▸ **What to work on**
Working from the entries below, tally each line that holds "thumbs". Give the tally and nothing else.

▸ **Supplied information**

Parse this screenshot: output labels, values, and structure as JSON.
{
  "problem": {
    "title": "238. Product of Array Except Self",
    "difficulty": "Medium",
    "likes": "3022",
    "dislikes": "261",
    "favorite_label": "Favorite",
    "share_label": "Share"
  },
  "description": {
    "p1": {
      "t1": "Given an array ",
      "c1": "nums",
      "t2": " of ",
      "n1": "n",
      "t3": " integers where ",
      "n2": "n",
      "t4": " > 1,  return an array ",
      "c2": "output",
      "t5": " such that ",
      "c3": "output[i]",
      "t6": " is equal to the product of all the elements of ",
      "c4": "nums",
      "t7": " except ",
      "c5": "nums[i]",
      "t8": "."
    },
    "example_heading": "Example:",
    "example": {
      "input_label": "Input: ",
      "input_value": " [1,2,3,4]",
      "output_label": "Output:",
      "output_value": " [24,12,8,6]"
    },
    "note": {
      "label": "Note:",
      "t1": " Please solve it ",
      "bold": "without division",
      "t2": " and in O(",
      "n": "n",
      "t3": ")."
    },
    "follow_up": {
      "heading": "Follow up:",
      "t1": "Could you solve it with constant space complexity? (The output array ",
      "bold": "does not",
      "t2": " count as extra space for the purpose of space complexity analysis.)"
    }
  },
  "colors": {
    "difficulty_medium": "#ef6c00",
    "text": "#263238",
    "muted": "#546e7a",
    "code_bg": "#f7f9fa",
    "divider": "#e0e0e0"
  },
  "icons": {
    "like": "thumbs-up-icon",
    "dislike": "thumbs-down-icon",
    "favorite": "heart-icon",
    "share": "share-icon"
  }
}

▸ **Result for this exercise**
2